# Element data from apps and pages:
════════════════

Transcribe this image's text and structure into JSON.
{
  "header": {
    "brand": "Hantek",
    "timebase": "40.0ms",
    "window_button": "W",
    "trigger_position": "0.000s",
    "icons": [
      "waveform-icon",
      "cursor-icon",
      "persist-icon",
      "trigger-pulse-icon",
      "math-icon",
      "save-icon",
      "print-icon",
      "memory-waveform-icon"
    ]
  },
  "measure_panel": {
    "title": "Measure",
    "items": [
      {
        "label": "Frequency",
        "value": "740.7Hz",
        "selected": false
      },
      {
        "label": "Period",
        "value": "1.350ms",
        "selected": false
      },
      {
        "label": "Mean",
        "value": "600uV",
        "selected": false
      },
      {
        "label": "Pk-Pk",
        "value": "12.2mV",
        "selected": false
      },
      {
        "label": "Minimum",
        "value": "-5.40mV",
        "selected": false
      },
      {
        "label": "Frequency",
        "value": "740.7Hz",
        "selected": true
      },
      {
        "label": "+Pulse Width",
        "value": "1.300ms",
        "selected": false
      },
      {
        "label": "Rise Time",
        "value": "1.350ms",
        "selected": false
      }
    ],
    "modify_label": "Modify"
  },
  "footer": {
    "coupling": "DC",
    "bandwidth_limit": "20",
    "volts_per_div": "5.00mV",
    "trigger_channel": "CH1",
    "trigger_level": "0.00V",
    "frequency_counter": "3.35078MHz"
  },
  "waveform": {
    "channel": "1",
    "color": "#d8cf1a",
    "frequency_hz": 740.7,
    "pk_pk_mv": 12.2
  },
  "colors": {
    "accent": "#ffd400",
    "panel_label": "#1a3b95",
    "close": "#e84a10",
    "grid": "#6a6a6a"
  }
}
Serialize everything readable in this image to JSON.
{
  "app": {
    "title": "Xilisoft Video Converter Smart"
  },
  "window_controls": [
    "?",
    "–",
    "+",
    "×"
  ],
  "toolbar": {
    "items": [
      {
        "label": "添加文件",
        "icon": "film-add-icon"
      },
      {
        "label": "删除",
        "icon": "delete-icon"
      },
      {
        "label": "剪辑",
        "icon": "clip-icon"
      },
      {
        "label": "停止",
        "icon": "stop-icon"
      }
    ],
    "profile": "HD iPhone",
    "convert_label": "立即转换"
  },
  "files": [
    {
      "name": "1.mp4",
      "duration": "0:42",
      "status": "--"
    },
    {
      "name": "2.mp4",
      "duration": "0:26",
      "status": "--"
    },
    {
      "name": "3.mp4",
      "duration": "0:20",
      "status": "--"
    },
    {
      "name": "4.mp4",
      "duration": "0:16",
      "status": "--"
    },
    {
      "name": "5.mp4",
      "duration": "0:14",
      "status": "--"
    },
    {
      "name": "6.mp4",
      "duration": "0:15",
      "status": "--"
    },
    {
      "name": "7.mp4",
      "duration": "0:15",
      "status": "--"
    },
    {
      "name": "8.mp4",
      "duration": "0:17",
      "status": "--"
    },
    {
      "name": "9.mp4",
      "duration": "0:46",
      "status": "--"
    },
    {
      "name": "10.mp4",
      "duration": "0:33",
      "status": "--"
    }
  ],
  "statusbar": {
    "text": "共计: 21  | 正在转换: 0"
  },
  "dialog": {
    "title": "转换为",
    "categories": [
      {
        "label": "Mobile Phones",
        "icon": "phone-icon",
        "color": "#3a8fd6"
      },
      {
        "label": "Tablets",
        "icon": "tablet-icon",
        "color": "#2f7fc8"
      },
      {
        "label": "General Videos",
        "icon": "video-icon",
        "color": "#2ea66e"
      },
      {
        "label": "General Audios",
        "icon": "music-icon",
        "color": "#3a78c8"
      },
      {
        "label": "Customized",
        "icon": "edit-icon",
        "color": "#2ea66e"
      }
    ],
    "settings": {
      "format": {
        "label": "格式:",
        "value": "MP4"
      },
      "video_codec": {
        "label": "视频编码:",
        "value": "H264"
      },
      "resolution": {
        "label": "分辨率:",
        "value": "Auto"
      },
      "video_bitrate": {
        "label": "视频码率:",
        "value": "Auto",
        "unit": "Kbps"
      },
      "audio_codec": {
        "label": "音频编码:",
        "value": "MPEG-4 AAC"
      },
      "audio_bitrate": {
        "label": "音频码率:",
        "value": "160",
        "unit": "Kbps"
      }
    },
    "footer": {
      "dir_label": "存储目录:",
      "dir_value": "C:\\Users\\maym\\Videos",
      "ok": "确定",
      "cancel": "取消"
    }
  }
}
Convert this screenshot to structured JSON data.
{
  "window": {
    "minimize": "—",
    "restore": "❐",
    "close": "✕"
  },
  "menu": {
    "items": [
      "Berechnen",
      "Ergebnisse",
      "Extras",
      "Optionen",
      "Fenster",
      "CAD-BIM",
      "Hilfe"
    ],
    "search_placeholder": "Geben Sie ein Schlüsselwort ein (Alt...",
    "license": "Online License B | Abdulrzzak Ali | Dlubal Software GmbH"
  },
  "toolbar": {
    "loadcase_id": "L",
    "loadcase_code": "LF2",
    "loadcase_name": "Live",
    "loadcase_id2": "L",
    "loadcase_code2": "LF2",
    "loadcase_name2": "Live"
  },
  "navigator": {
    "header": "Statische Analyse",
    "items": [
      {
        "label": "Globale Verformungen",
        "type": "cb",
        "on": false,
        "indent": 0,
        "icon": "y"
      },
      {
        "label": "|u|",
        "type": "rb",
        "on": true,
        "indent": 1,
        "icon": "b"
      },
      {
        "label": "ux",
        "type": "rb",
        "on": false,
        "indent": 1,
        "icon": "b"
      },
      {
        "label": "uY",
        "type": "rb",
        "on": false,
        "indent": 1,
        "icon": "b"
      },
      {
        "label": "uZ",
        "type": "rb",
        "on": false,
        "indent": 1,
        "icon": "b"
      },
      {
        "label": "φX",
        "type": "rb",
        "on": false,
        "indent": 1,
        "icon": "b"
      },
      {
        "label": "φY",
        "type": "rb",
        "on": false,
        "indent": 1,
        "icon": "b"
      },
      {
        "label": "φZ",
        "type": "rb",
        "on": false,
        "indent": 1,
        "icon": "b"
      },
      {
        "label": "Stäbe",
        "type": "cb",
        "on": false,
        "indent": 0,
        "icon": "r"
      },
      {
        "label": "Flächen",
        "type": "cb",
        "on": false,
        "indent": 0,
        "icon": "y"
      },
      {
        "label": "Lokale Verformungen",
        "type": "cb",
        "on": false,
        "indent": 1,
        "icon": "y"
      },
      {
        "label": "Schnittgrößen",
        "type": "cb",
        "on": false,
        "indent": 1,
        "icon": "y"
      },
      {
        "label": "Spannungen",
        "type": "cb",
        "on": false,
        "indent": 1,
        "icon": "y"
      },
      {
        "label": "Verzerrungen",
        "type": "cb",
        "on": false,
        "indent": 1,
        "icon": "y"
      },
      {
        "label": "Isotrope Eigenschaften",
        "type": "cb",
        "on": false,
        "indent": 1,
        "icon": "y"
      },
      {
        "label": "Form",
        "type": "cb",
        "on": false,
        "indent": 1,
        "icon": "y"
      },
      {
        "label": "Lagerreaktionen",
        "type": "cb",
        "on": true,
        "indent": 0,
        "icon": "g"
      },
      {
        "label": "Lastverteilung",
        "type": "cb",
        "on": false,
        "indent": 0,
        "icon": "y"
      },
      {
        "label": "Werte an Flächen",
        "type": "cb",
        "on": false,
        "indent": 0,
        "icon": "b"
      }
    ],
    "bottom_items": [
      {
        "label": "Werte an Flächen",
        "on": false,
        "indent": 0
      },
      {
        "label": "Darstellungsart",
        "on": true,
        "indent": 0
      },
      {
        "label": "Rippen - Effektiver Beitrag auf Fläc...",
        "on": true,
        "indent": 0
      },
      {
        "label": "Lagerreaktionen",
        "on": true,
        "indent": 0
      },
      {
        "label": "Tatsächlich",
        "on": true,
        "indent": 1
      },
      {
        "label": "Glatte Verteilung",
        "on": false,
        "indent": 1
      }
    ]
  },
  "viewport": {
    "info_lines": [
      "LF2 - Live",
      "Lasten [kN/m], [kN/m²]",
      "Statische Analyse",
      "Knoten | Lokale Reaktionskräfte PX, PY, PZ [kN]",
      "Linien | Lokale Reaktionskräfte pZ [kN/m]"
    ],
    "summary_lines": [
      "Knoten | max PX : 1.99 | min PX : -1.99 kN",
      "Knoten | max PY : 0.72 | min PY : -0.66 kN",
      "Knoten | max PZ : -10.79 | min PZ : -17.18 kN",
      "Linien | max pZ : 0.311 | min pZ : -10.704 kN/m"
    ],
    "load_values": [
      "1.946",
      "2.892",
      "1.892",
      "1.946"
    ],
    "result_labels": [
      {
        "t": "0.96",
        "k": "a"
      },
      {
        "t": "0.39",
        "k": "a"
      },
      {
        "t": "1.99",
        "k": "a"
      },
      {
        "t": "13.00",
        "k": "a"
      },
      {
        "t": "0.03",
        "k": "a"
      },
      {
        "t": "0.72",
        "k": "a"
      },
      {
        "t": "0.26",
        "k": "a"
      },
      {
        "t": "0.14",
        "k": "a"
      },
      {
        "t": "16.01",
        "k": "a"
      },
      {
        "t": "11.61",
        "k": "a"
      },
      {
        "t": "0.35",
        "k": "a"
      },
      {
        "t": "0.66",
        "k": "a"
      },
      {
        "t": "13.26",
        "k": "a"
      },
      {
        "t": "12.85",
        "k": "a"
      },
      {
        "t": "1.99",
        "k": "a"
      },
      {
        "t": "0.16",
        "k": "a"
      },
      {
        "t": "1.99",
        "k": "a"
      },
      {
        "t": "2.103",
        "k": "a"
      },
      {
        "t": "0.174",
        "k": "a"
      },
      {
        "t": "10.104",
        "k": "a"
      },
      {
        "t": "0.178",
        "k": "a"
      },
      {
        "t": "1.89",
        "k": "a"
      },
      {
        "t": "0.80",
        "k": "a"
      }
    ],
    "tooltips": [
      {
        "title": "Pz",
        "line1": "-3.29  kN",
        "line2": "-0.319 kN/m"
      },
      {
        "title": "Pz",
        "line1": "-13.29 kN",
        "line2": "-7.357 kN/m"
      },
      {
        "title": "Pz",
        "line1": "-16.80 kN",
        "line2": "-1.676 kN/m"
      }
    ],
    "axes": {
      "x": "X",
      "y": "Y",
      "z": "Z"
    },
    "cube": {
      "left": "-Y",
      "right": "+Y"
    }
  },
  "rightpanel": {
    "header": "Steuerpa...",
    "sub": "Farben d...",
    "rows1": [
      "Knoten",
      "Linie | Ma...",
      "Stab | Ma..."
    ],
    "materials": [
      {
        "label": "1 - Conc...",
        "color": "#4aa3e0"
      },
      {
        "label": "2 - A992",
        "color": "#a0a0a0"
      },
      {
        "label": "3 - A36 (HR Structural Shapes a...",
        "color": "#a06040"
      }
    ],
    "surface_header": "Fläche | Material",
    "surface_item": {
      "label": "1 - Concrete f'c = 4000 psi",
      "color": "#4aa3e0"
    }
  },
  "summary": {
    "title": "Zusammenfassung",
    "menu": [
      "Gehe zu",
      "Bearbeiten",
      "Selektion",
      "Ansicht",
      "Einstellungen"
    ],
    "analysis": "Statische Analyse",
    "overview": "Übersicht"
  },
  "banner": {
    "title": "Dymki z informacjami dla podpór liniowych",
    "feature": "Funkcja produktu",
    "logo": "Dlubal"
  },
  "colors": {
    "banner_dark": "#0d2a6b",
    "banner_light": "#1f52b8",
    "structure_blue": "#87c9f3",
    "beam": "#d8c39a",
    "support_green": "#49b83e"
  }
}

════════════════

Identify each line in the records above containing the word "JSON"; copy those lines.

# Written answer:
Transcribe this image's text and structure into JSON.
Serialize everything readable in this image to JSON.
Convert this screenshot to structured JSON data.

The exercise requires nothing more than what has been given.